After your diagnosis, you and your surgeon may decide that a nipple-sparing mastectomy is right for you. This surgery involves removing all breast tissue without removal of the breast skin, nipple, and areola.

After reviewing your clinical information, Dr. Sadeghi will determine if you are a candidate for a nipple-sparing mastectomy. Most patients undergoing prophylactic mastectomies (a procedure done to reduce the risk of developing cancer) and some patients with small early-stage breast cancer are candidates for this procedure.

Dr. Sadeghi specializes in this advanced procedure, which can be performed on most women regardless of breast size or position.

What Are the Benefits of Nipple-Sparing Mastectomy?

Patients who undergo this type of mastectomy report that their breasts feel more natural. The importance of this benefit can’t be overstated, as a woman’s psychological reaction to her breasts after surgery is a pivotal part of her total recovery.

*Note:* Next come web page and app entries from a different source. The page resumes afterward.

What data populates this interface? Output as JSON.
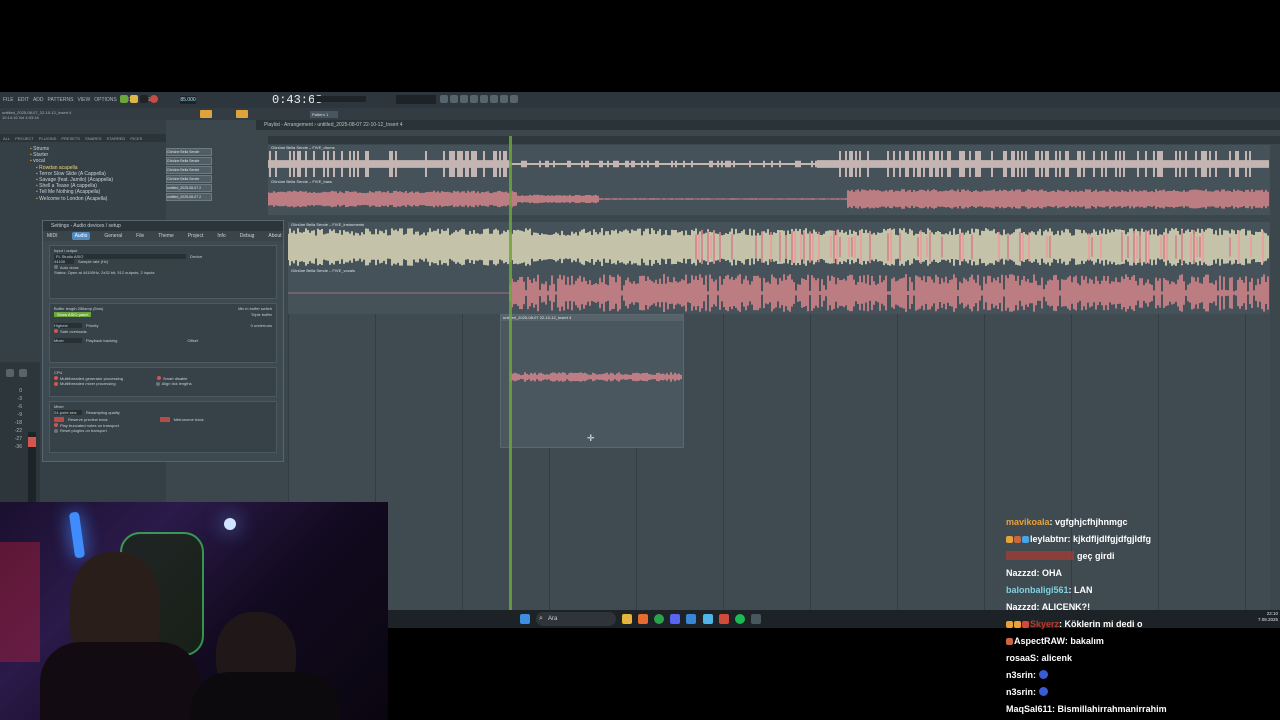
{
  "fl": {
    "menu": [
      "FILE",
      "EDIT",
      "ADD",
      "PATTERNS",
      "VIEW",
      "OPTIONS",
      "TOOLS",
      "HELP"
    ],
    "time": "0:43:68",
    "tempo": "85.000",
    "pattern": "Pattern 1",
    "hint_lines": [
      "untitled_2025-08-07_22-10-12_Insert 4",
      "10:14:16 Vol 4:03:16"
    ],
    "playlist_title": "Playlist - Arrangement › untitled_2025-08-07 22-10-12_Insert 4",
    "browser_tabs": [
      "ALL",
      "PROJECT",
      "PLUGINS",
      "PRESETS",
      "SNARES",
      "STARRED",
      "PICKS"
    ],
    "browser_items": [
      "Strums",
      "Starter",
      "vocal",
      "Rowdan acapella",
      "Terror Slow Slide (A Cappella)",
      "Savage (feat. Jamilo) (Acappella)",
      "Shell a Tease (A cappella)",
      "Tell Me Nothing (Acappella)",
      "Welcome to London (Acapella)"
    ],
    "channels": [
      "Gönüne Bella Sende",
      "Gönüne Bella Sende",
      "Gönüne Bella Sende",
      "Gönüne Bella Sende",
      "untitled_2025-08-07 2",
      "untitled_2025-08-07 2"
    ],
    "tracks": [
      {
        "name": "Gönüne Bella Sende – FIVE_drums"
      },
      {
        "name": "Gönüne Bella Sende – FIVE_bass"
      },
      {
        "name": "Gönüne Bella Sende – FIVE_instruments"
      },
      {
        "name": "Gönüne Bella Sende – FIVE_vocals"
      }
    ],
    "clip_name": "untitled_2025-08-07 22-10-12_Insert 4",
    "settings": {
      "title": "Settings - Audio devices / setup",
      "tabs": [
        "MIDI",
        "Audio",
        "General",
        "File",
        "Theme",
        "Project",
        "Info",
        "Debug",
        "About"
      ],
      "active_tab": "Audio",
      "input_output": "Input / output",
      "device": "FL Studio ASIO",
      "device_label": "Device",
      "sample_rate": "44100",
      "sample_rate_label": "Sample rate (Hz)",
      "auto_close": "Auto close",
      "status": "Status: Open at 44100Hz, 2x32 bit, 512 outputs, 2 inputs",
      "buffer": "Buffer length 256smp (6ms)",
      "show_asio": "Show ASIO panel",
      "mix_buffer": "Mix in buffer switch",
      "triple_buffer": "Triple buffer",
      "priority": "Highest",
      "priority_label": "Priority",
      "underruns": "0 underruns",
      "safe_overloads": "Safe overloads",
      "tracking": "Mixer",
      "tracking_label": "Playback tracking",
      "offset": "Offset",
      "cpu": "CPU",
      "multi_gen": "Multithreaded generator processing",
      "multi_mix": "Multithreaded mixer processing",
      "smart_disable": "Smart disable",
      "align_tick": "Align tick lengths",
      "mixer": "Mixer",
      "interp": "24-point sinc",
      "interp_label": "Resampling quality",
      "preview_track": "Reserve preview track",
      "metronome_track": "Metronome track",
      "play_truncated": "Play truncated notes on transport",
      "reset_plugins": "Reset plugins on transport"
    },
    "mixer_levels": [
      "0",
      "-3",
      "-6",
      "-9",
      "-18",
      "-22",
      "-27",
      "-36"
    ]
  },
  "taskbar": {
    "search_placeholder": "Ara",
    "clock_time": "22:10",
    "clock_date": "7.08.2025"
  },
  "chat": [
    {
      "user": "mavikoala",
      "color": "#e6a23c",
      "text": "vgfghjcfhjhnmgc",
      "badges": []
    },
    {
      "user": "leylabtnr",
      "color": "#ffffff",
      "text": "kjkdfljdlfgjdfgjldfg",
      "badges": [
        "#e8a23a",
        "#c9653f",
        "#3fa8e8"
      ]
    },
    {
      "user": "",
      "color": "#c0392b",
      "text": "geç girdi",
      "badges": []
    },
    {
      "user": "Nazzzd",
      "color": "#ffffff",
      "text": "OHA",
      "badges": []
    },
    {
      "user": "balonbaligi561",
      "color": "#7fd2e0",
      "text": "LAN",
      "badges": []
    },
    {
      "user": "Nazzzd",
      "color": "#ffffff",
      "text": "ALICENK?!",
      "badges": []
    },
    {
      "user": "Skyerz",
      "color": "#c0392b",
      "text": "Köklerin mi dedi o",
      "badges": [
        "#e8a23a",
        "#e8a23a",
        "#d24a3c"
      ]
    },
    {
      "user": "AspectRAW",
      "color": "#ffffff",
      "text": "bakalım",
      "badges": [
        "#c9653f"
      ]
    },
    {
      "user": "rosaaS",
      "color": "#ffffff",
      "text": "alicenk",
      "badges": []
    },
    {
      "user": "n3srin",
      "color": "#ffffff",
      "text": "",
      "badges": [],
      "emoji": true
    },
    {
      "user": "n3srin",
      "color": "#ffffff",
      "text": "",
      "badges": [],
      "emoji": true
    },
    {
      "user": "MaqSal611",
      "color": "#ffffff",
      "text": "Bismillahirrahmanirrahim",
      "badges": []
    }
  ]
}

We can perform a nipple-sparing mastectomy if cancer exists at least two centimeters from the nipple, measures less than four centimeters total in size, and does not affect the skin. Patients who have undergone radiation treatment are often still eligible to undergo this procedure.

Should You Consider Nipple-Sparing Mastectomy if You Have the BRCA Gene?

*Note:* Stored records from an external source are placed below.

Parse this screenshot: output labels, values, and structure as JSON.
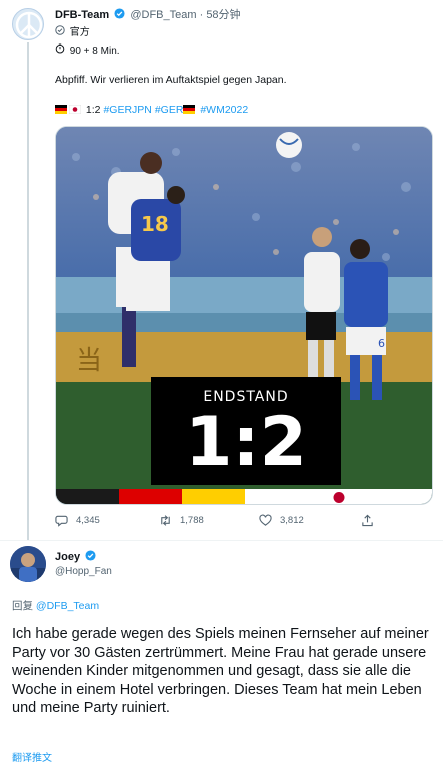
{
  "tweet": {
    "author_name": "DFB-Team",
    "author_handle": "@DFB_Team",
    "separator": "·",
    "time": "58分钟",
    "label": "官方",
    "match_time": "90 + 8 Min.",
    "text": "Abpfiff. Wir verlieren im Auftaktspiel gegen Japan.",
    "score": "1:2",
    "hashtags": [
      "#GERJPN",
      "#GER",
      "#WM2022"
    ],
    "media": {
      "label": "ENDSTAND",
      "score": "1:2"
    },
    "actions": {
      "replies": "4,345",
      "retweets": "1,788",
      "likes": "3,812"
    }
  },
  "reply": {
    "author_name": "Joey",
    "author_handle": "@Hopp_Fan",
    "reply_prefix": "回复",
    "reply_to": "@DFB_Team",
    "text": "Ich habe gerade wegen des Spiels meinen Fernseher auf meiner Party vor 30 Gästen zertrümmert. Meine Frau hat gerade unsere weinenden Kinder mitgenommen und gesagt, dass sie alle die Woche in einem Hotel verbringen. Dieses Team hat mein Leben und meine Party ruiniert.",
    "translate": "翻译推文"
  },
  "colors": {
    "link": "#1d9bf0",
    "text": "#0f1419",
    "secondary": "#536471",
    "germany_black": "#000000",
    "germany_red": "#dd0000",
    "germany_gold": "#ffce00",
    "japan_red": "#bc002d"
  },
  "icons": [
    "peace-icon",
    "verified-icon",
    "official-badge-icon",
    "stopwatch-icon",
    "reply-icon",
    "retweet-icon",
    "like-icon",
    "share-icon",
    "german-flag-icon",
    "japanese-flag-icon"
  ]
}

BRCA1 or BRCA2 gene mutations have been found in women (and some men) with a family history of hereditary breast cancer. If you have either of these mutations, you are at a higher risk of developing cancer and other malignancies than those without.

While having the BRCA1 or BRCA2 gene does not guarantee you will get cancer, some women choose to remove their breast tissue as a precautionary measure. This is done with a nipple-sparing mastectomy.

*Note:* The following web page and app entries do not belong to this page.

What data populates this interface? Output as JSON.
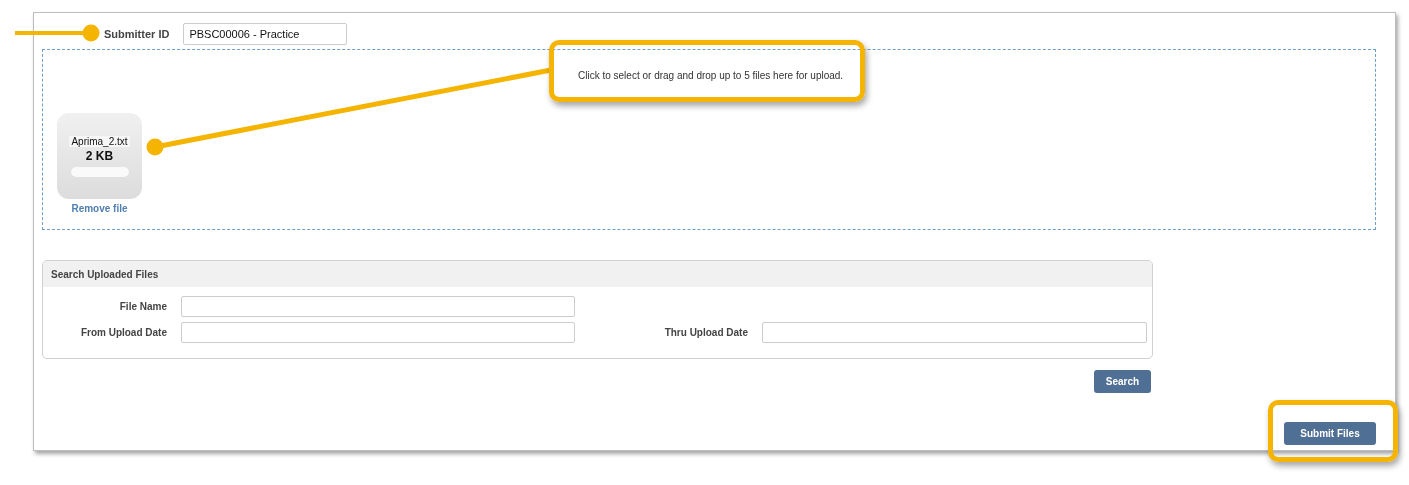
{
  "submitter": {
    "label": "Submitter ID",
    "value": "PBSC00006 - Practice"
  },
  "dropzone": {
    "hint": "Click to select or drag and drop up to 5 files here for upload.",
    "files": [
      {
        "name": "Aprima_2.txt",
        "size": "2 KB",
        "level": 1,
        "remove": "Remove file"
      }
    ]
  },
  "search_panel": {
    "title": "Search Uploaded Files",
    "fields": [
      {
        "label": "File Name"
      },
      {
        "label": "From Upload Date"
      },
      {
        "label": "Thru Upload Date"
      }
    ],
    "button": "Search"
  },
  "submit_button": "Submit Files"
}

How Is a Nipple-Sparing Mastectomy Performed?

Nipple-sparing mastectomy surgery is performed via a single incision in either the inferior (lower) or lateral (side) area of the breast. Certain patients may be good candidates for an incision in the inframammary fold under the breast, which leads to inconspicuous scars and especially natural-looking results.

After undergoing the procedure, patients will stay overnight in the hospital for care and observation. Most patients recover from the procedure within two to three weeks.

Will I Lose Sensation After a Nipple-Sparing Mastectomy?

Though your results may look very much like your previous breasts, the sensations you feel will change. The procedure often results in a loss or diminished sensation, or ability to feel touch and pressure, in the breast(s).

Remember to be patient, as sensation can take up to a year to come back. While fine-touch sensation does not return, most women do retain at least some sensation.

Please also keep in mind that while mastectomy is the most effective treatment to reduce breast cancer recurrence — offering more than a 90 percent reduction rate — there can never be a total guarantee that breast cancer won’t recur.

Your surgeons take meticulous care during surgery to remove all visible breast cancer tissue, reducing the chance of a recurrence. After your procedure, you’ll be screened regularly and undergo careful clinical breast examination.

As one of the best tools in our arsenal to fight breast cancer, the nipple-sparing mastectomy has helped many women beat cancer and live long, full, and happy lives.

Interested in Learning More About Nipple-Sparing Mastectomy in New Orleans, LA?

If you have recently been diagnosed with cancer or have the BRCA1 or BRCA2 gene and want to know more about your options, contact Sadeghi Plastic Surgery by calling (504) 322-7435 or filling out our online contact form.